## [TASK TO CARRY OUT]
Of the entries below, copy only those lines that contain the word "title".

(DATA Opens)

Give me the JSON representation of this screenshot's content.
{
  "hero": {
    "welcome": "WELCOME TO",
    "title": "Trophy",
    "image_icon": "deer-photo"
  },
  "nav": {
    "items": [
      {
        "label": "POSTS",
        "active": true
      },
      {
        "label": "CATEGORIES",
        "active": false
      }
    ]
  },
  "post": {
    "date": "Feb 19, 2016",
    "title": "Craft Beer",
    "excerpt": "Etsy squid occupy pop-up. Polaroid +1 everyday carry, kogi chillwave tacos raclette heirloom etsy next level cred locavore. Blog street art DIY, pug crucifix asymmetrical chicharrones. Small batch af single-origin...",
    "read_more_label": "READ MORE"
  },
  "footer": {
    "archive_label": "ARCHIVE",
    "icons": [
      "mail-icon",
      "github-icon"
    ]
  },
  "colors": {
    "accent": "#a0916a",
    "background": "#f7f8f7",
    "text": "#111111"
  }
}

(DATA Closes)
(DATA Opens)

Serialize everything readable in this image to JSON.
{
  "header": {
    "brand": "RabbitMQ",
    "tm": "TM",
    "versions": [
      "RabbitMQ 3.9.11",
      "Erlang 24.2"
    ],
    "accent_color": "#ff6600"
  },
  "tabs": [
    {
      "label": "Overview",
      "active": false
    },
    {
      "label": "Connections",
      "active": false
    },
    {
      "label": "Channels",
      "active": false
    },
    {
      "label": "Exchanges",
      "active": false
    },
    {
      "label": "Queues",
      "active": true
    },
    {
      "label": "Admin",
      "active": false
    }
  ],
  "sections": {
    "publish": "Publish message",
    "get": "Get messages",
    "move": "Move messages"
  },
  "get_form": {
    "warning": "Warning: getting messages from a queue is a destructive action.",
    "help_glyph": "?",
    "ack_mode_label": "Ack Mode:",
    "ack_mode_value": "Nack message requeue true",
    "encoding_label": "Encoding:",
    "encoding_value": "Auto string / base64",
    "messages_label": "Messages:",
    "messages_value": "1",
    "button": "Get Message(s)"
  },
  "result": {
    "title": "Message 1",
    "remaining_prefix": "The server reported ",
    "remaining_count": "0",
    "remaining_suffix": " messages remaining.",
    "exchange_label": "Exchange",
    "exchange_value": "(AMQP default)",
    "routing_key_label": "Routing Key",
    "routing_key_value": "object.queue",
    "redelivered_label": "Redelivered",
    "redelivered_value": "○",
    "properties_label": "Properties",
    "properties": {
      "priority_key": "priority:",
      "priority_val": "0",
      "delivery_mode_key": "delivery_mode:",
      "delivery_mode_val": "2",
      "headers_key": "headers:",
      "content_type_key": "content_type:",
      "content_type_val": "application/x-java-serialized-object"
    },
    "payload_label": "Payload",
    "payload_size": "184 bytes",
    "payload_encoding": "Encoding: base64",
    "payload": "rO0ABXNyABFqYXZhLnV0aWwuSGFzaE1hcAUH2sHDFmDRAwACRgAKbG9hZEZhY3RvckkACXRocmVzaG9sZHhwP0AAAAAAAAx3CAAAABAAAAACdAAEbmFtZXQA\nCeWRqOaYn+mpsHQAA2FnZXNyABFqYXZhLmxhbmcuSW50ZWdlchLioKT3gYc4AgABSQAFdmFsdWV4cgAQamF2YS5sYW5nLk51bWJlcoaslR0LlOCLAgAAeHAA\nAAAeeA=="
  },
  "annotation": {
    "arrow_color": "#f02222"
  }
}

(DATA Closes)

## [RESPONSE TO THIS TASK]
    "title": "Trophy",
    "title": "Craft Beer",
    "title": "Message 1",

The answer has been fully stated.